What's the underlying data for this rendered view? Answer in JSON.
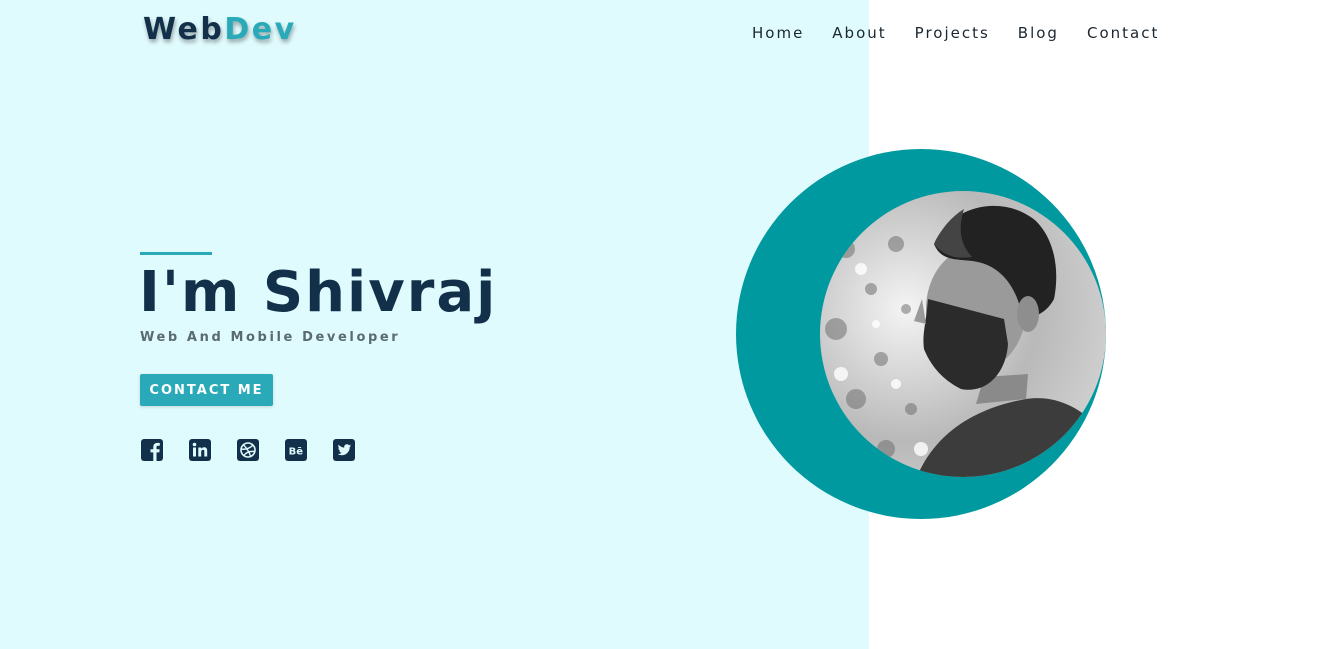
{
  "brand": {
    "logo_part1": "Web",
    "logo_part2": "Dev"
  },
  "nav": {
    "items": [
      "Home",
      "About",
      "Projects",
      "Blog",
      "Contact"
    ]
  },
  "hero": {
    "title": "I'm Shivraj",
    "subtitle": "Web And Mobile Developer",
    "cta_label": "CONTACT ME"
  },
  "socials": [
    "facebook-icon",
    "linkedin-icon",
    "dribbble-icon",
    "behance-icon",
    "twitter-icon"
  ],
  "colors": {
    "left_background": "#e0fbfd",
    "accent": "#2aaab9",
    "ring": "#00999f",
    "dark": "#12304a"
  }
}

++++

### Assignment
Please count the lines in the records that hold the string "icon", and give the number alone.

### Response area
5